John Thompson is a resource economist and Principal of Watrecon Consulting. With more than 40 years of experience, he specializes in assessing the economic, social and human impacts of resource development projects, plans, programs, and policies in western and northern Canada. Although he has spent the majority of his time working as a consultant, he was Senior Economist for Alberta Environment for seven years, spent another seven years as Senior Economist/Social Scientist for the Natural Resources Conservation Board (an Alberta regulatory boards), and also was a policy analyst researcher for the Alberta Water Research Institute. Over the years, Mr. Thompson has undertaken numerous studies that have involved valuing the changes in environmental conditions in economic terms, sometimes as part of benefit/cost analyses of proposed development projects, and sometimes to demonstrate the economic importance of ecological goods and services. He completed his first assessment of wetland values in 1990 and has since assessed the value of ecological goods and services and economic development in the North Saskatchewan and Battle River watersheds in Alberta, and the value of land conservation for Ducks Unlimited.

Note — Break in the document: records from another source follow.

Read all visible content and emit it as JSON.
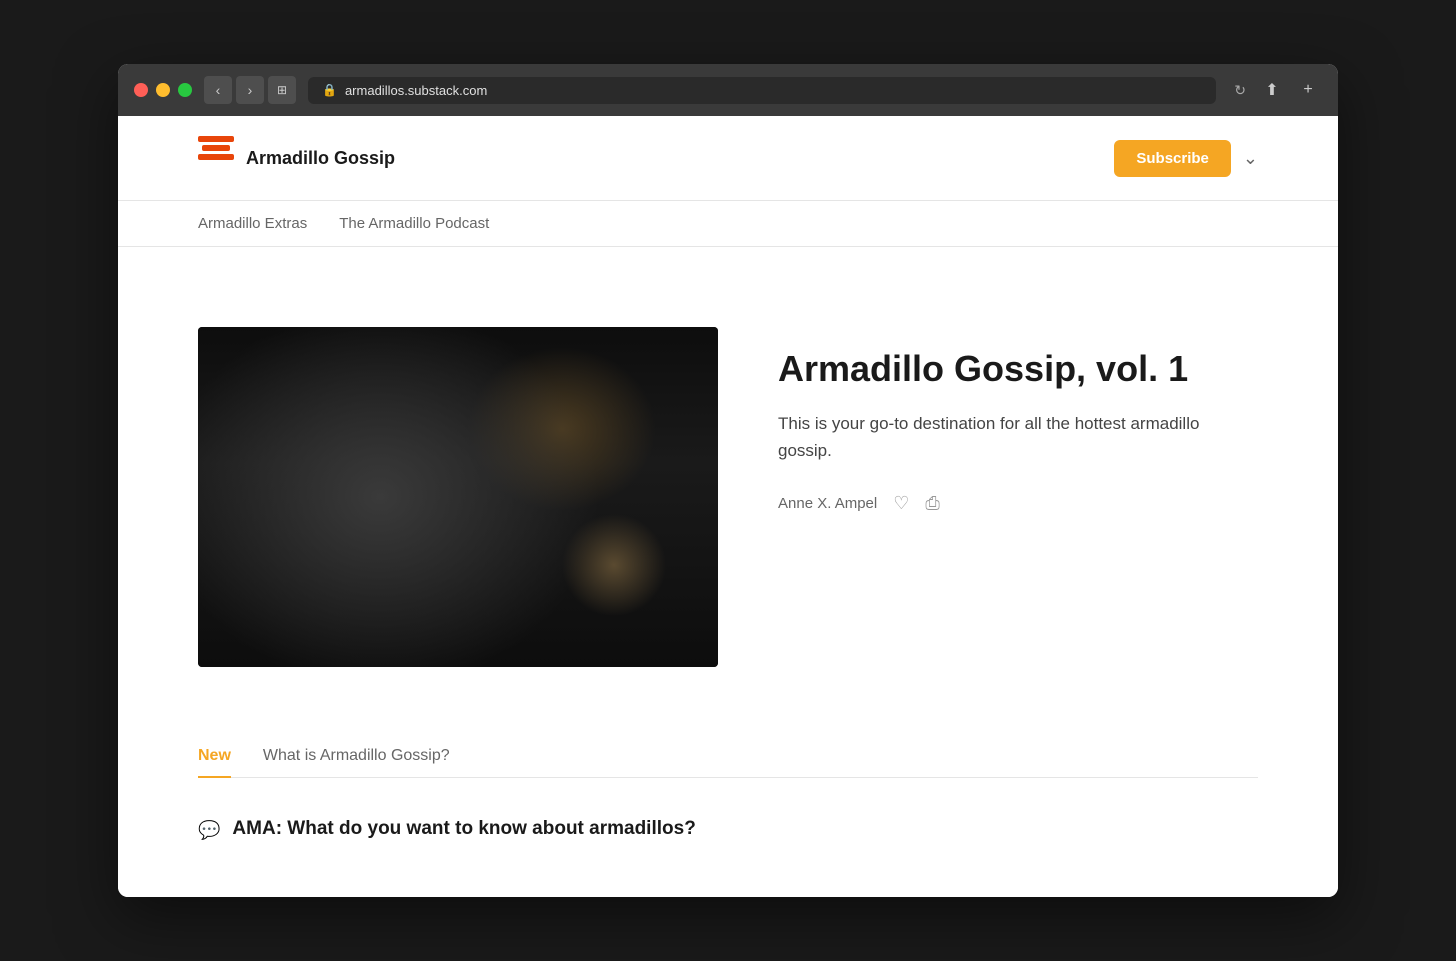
{
  "browser": {
    "url": "armadillos.substack.com",
    "back_label": "‹",
    "forward_label": "›",
    "tab_label": "⊞",
    "shield_icon": "🛡",
    "reload_icon": "↻",
    "share_icon": "⬆",
    "new_tab_icon": "+"
  },
  "header": {
    "brand_name": "Armadillo Gossip",
    "subscribe_label": "Subscribe",
    "chevron_label": "⌄"
  },
  "nav": {
    "items": [
      {
        "label": "Armadillo Extras",
        "active": false
      },
      {
        "label": "The Armadillo Podcast",
        "active": false
      }
    ]
  },
  "hero": {
    "title": "Armadillo Gossip, vol. 1",
    "description": "This is your go-to destination for all the hottest armadillo gossip.",
    "author": "Anne X. Ampel",
    "like_icon": "♡",
    "share_icon": "⎙"
  },
  "tabs": {
    "items": [
      {
        "label": "New",
        "active": true
      },
      {
        "label": "What is Armadillo Gossip?",
        "active": false
      }
    ]
  },
  "posts": [
    {
      "icon": "💬",
      "title": "AMA: What do you want to know about armadillos?"
    }
  ]
}
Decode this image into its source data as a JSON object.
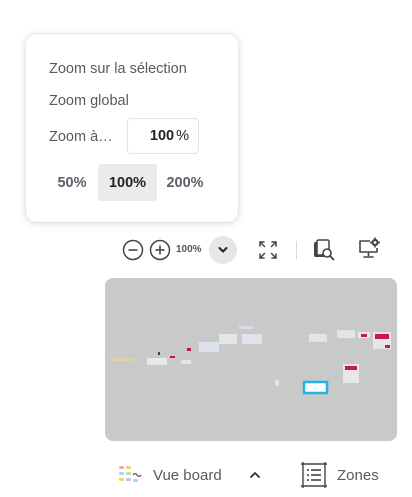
{
  "zoom_menu": {
    "zoom_to_selection": "Zoom sur la sélection",
    "zoom_global": "Zoom global",
    "zoom_to_label": "Zoom à…",
    "zoom_input_value": "100",
    "zoom_input_unit": "%",
    "presets": [
      {
        "label": "50%",
        "active": false
      },
      {
        "label": "100%",
        "active": true
      },
      {
        "label": "200%",
        "active": false
      }
    ]
  },
  "toolbar": {
    "zoom_level": "100%",
    "icons": {
      "zoom_out": "minus-circle-icon",
      "zoom_in": "plus-circle-icon",
      "dropdown": "chevron-down-icon",
      "fit": "fit-screen-icon",
      "search": "search-documents-icon",
      "present": "present-settings-icon"
    }
  },
  "minimap": {
    "background_color": "#c9c9c9",
    "viewport_color": "#1fb4e8"
  },
  "bottom_bar": {
    "board_view_label": "Vue board",
    "zones_label": "Zones"
  }
}
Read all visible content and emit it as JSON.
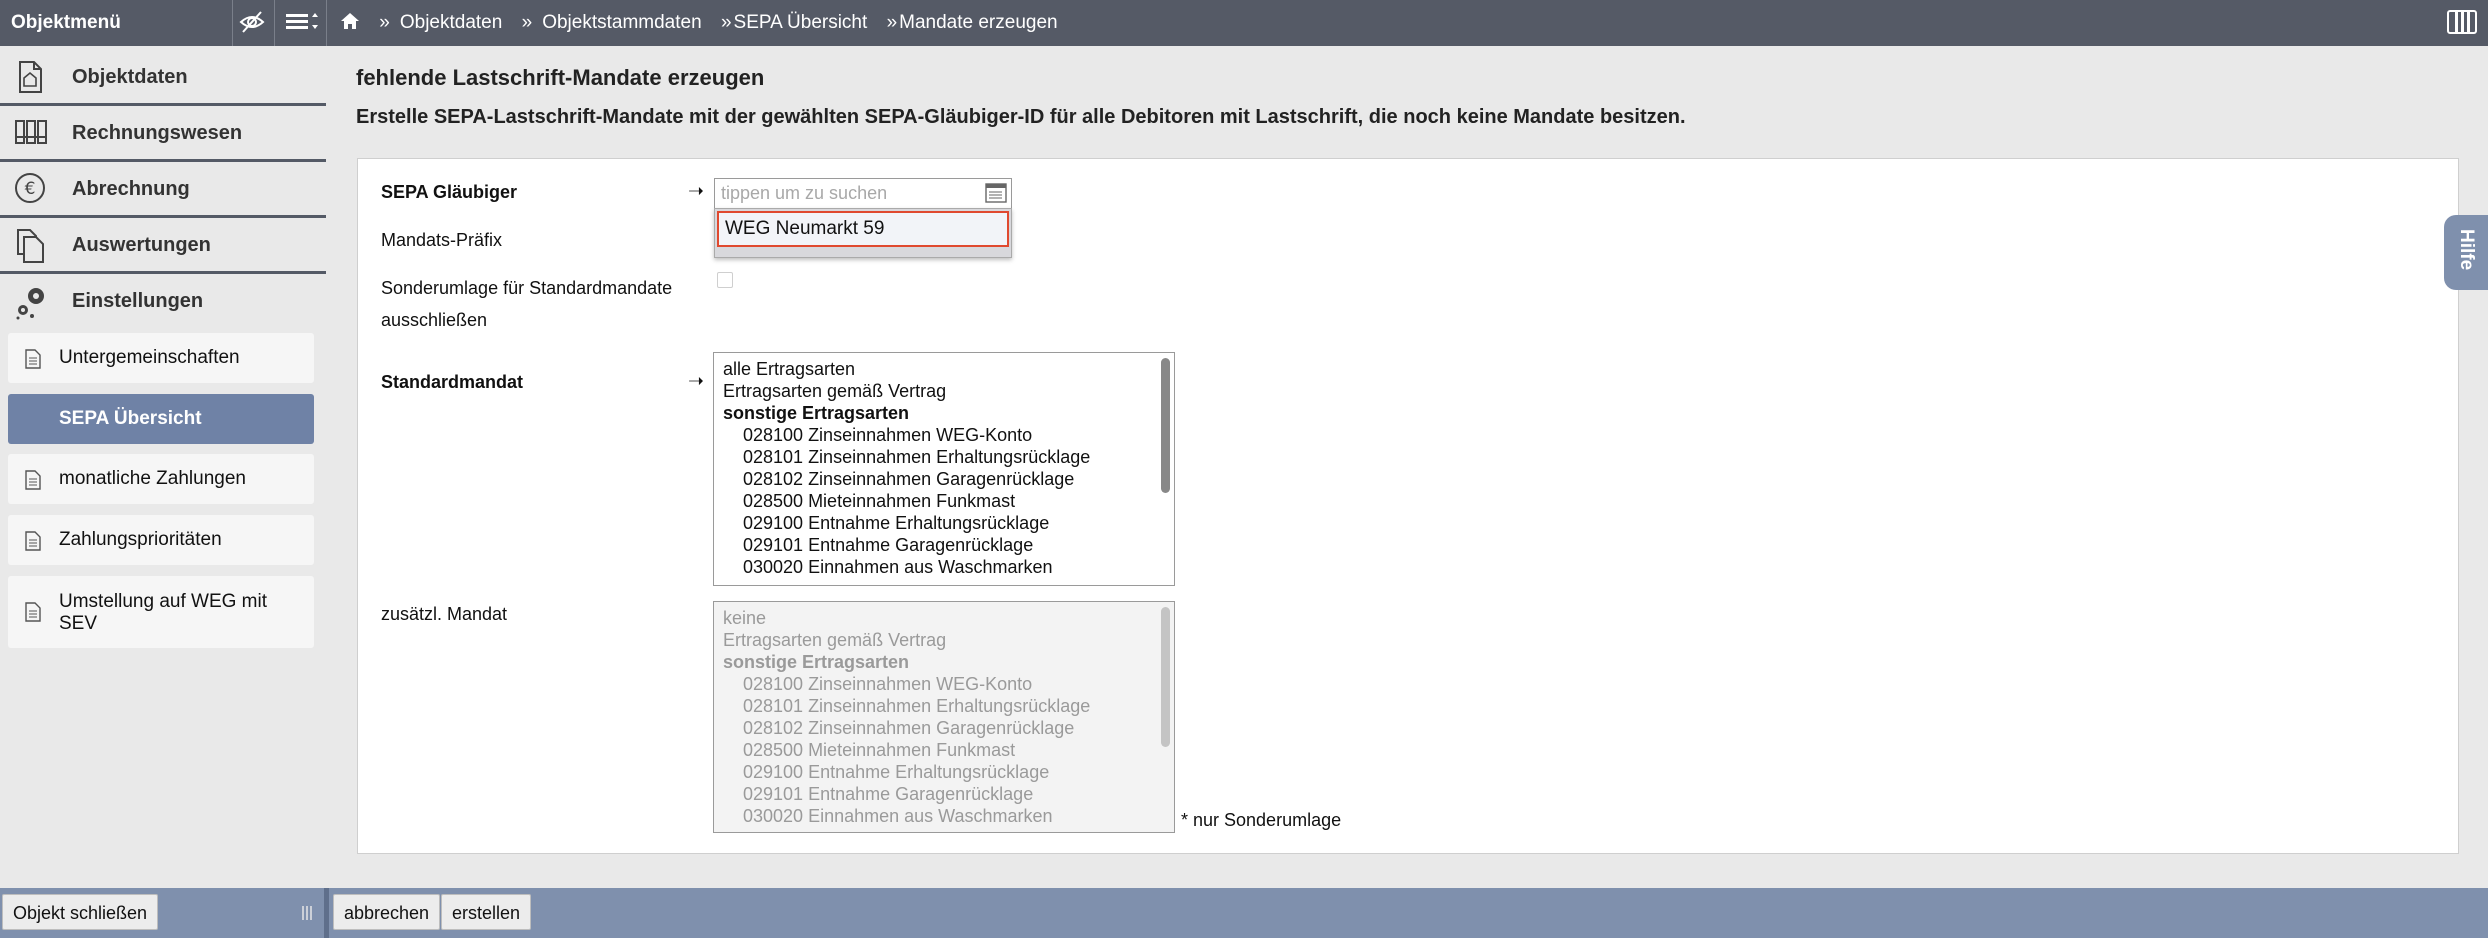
{
  "topbar": {
    "menu_title": "Objektmenü",
    "breadcrumb": [
      "Objektdaten",
      "Objektstammdaten",
      "SEPA Übersicht",
      "Mandate erzeugen"
    ],
    "separator": "»"
  },
  "sidebar": {
    "sections": [
      {
        "label": "Objektdaten",
        "icon": "document-icon"
      },
      {
        "label": "Rechnungswesen",
        "icon": "binders-icon"
      },
      {
        "label": "Abrechnung",
        "icon": "euro-icon"
      },
      {
        "label": "Auswertungen",
        "icon": "documents-icon"
      },
      {
        "label": "Einstellungen",
        "icon": "gears-icon"
      }
    ],
    "items": [
      {
        "label": "Untergemeinschaften"
      },
      {
        "label": "SEPA Übersicht",
        "active": true
      },
      {
        "label": "monatliche Zahlungen"
      },
      {
        "label": "Zahlungsprioritäten"
      },
      {
        "label": "Umstellung auf WEG mit SEV"
      }
    ]
  },
  "main": {
    "title": "fehlende Lastschrift-Mandate erzeugen",
    "subtitle": "Erstelle SEPA-Lastschrift-Mandate mit der gewählten SEPA-Gläubiger-ID für alle Debitoren mit Lastschrift, die noch keine Mandate besitzen.",
    "form": {
      "glaeubiger_label": "SEPA Gläubiger",
      "glaeubiger_placeholder": "tippen um zu suchen",
      "glaeubiger_option": "WEG Neumarkt 59",
      "praefix_label": "Mandats-Präfix",
      "sonderumlage_label_1": "Sonderumlage für Standardmandate",
      "sonderumlage_label_2": "ausschließen",
      "sonderumlage_checked": false,
      "standardmandat_label": "Standardmandat",
      "zusaetzl_label": "zusätzl. Mandat",
      "arrow": "➝",
      "note": "* nur Sonderumlage"
    },
    "standard_list": [
      {
        "text": "alle Ertragsarten",
        "type": "item"
      },
      {
        "text": "Ertragsarten gemäß Vertrag",
        "type": "item"
      },
      {
        "text": "sonstige Ertragsarten",
        "type": "group"
      },
      {
        "text": "028100 Zinseinnahmen WEG-Konto",
        "type": "indent"
      },
      {
        "text": "028101 Zinseinnahmen Erhaltungsrücklage",
        "type": "indent"
      },
      {
        "text": "028102 Zinseinnahmen Garagenrücklage",
        "type": "indent"
      },
      {
        "text": "028500 Mieteinnahmen Funkmast",
        "type": "indent"
      },
      {
        "text": "029100 Entnahme Erhaltungsrücklage",
        "type": "indent"
      },
      {
        "text": "029101 Entnahme Garagenrücklage",
        "type": "indent"
      },
      {
        "text": "030020 Einnahmen aus Waschmarken",
        "type": "indent"
      }
    ],
    "zusaetzl_list": [
      {
        "text": "keine",
        "type": "item"
      },
      {
        "text": "Ertragsarten gemäß Vertrag",
        "type": "item"
      },
      {
        "text": "sonstige Ertragsarten",
        "type": "group"
      },
      {
        "text": "028100 Zinseinnahmen WEG-Konto",
        "type": "indent"
      },
      {
        "text": "028101 Zinseinnahmen Erhaltungsrücklage",
        "type": "indent"
      },
      {
        "text": "028102 Zinseinnahmen Garagenrücklage",
        "type": "indent"
      },
      {
        "text": "028500 Mieteinnahmen Funkmast",
        "type": "indent"
      },
      {
        "text": "029100 Entnahme Erhaltungsrücklage",
        "type": "indent"
      },
      {
        "text": "029101 Entnahme Garagenrücklage",
        "type": "indent"
      },
      {
        "text": "030020 Einnahmen aus Waschmarken",
        "type": "indent"
      }
    ]
  },
  "help_tab": "Hilfe",
  "bottombar": {
    "close_label": "Objekt schließen",
    "cancel_label": "abbrechen",
    "create_label": "erstellen"
  },
  "colors": {
    "topbar": "#555a66",
    "accent": "#7f90ad",
    "active_item": "#6f82a6",
    "highlight_border": "#e0492f"
  }
}
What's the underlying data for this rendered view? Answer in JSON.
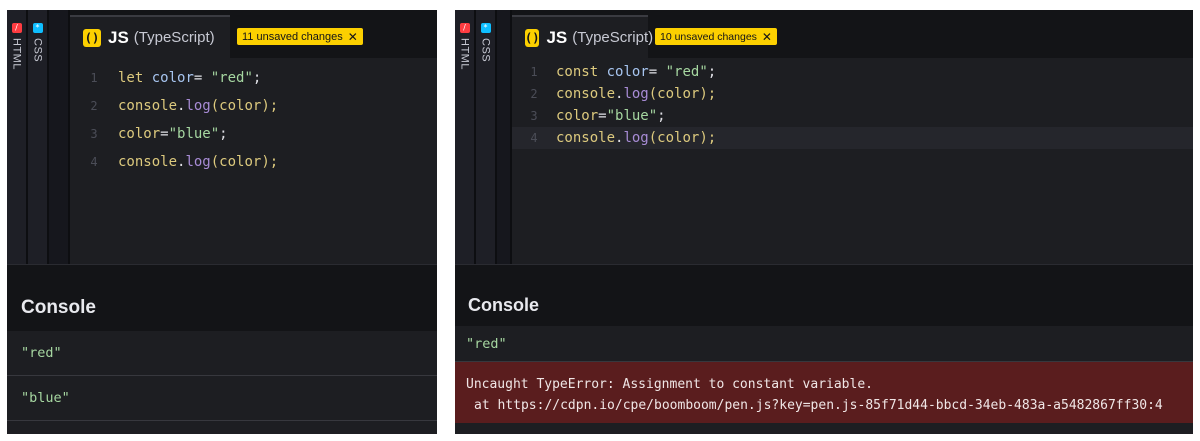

Paul Thoroughgood completed his undergraduate degree in Agriculture from the University of Saskatchewan with a major in Agronomy. He is currently the Regional Agrologist for the Western Region of Canada with Ducks Unlimited Canada. In this role Paul works with the agriculture industry to develop and promote agricultural production systems that are economically viable and provide improved habitat. Paul and his wife Leanne also own and operate a grain farm near Moose Jaw.
Alfons Weersink has been a faculty member at the University of Guelph since obtaining his PhD at Cornell University in 1989. He had completed a Bachelor of Science in Agriculture at Guelph in 1982 before attending Montana State University to complete his Master’s in Applied Economics. His research efforts are often interdisciplinary due to the nature of agricultural economics. The impact of Alfons’ research is well recognized and has earned him several awards including the OAC Alumni Foundation Distinguished Researcher Award in 2006 and fellow of the Canadian Agricultural Economics Society (CAES) in 2014. He also received the OAC Alumni Foundation Distinguished Teaching Award in 2016.
Dr. Marian Weber is Principal Researcher with InnoTech Alberta and Adjunct Professor in Resource Economics and Environmental Sociology at University of Alberta. She has spent the past 20 years working with partners in government, academia and the private sector conducting applied research on agricultural and forest policy. Her current research is focused on evaluating the costs and benefits of agricultural beneficial management practices and business case analysis of ecosystem service market opportunities.